Every line with the string "Secure" in it belongs in your answer, so copy them all from the data.

_EXERCISE INPUT_
======
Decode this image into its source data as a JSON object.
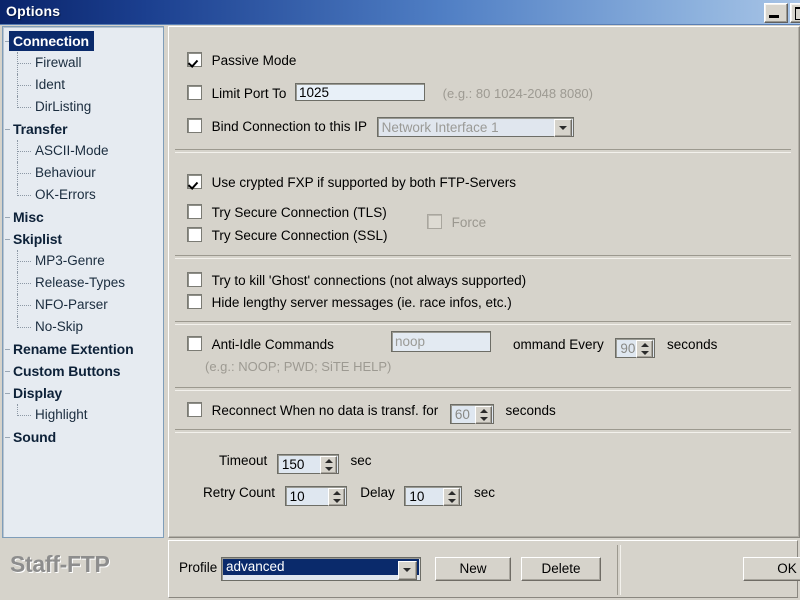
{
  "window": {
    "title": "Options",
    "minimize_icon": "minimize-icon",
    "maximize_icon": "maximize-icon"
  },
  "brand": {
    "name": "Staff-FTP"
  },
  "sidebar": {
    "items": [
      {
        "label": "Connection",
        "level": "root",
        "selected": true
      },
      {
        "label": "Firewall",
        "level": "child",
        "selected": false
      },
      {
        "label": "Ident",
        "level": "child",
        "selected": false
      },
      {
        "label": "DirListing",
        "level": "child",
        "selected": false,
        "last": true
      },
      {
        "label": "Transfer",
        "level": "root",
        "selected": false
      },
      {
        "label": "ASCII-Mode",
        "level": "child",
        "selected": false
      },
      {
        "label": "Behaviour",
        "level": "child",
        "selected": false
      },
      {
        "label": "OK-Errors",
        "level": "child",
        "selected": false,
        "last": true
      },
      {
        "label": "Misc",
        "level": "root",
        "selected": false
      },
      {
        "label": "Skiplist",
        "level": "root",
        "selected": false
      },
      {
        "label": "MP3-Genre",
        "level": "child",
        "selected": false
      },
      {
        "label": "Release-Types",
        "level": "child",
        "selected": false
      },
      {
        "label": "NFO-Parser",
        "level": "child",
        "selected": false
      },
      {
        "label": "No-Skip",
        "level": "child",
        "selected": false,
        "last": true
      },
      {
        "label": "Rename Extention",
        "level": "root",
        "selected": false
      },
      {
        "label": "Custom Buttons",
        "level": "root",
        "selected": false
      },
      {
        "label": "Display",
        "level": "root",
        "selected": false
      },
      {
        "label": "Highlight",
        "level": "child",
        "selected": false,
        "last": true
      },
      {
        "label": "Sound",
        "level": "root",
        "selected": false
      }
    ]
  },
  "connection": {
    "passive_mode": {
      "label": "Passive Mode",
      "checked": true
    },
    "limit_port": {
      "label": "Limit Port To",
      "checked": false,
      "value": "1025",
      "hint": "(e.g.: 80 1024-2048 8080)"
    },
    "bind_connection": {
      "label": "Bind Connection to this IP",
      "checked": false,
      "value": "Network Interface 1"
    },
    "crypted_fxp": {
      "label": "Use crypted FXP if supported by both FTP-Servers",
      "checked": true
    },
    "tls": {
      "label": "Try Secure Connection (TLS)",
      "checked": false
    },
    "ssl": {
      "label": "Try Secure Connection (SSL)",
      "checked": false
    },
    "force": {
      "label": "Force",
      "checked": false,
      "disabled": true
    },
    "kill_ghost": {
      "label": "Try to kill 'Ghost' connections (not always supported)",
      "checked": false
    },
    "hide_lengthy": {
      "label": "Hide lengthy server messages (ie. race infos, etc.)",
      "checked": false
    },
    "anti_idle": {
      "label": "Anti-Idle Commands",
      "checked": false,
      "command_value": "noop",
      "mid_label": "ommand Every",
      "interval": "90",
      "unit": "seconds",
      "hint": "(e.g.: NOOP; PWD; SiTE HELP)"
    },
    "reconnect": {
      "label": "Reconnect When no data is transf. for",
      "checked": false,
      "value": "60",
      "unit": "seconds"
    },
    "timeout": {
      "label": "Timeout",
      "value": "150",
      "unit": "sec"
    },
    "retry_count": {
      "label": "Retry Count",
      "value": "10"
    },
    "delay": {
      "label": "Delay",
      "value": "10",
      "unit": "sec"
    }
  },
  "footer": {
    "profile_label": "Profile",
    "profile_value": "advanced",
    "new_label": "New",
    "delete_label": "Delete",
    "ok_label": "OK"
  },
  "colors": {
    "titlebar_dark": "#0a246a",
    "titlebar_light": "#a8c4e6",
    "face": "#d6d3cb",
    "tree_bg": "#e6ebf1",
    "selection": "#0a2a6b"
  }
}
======
_TASK RESPONSE_
      "label": "Try Secure Connection (TLS)",
      "label": "Try Secure Connection (SSL)",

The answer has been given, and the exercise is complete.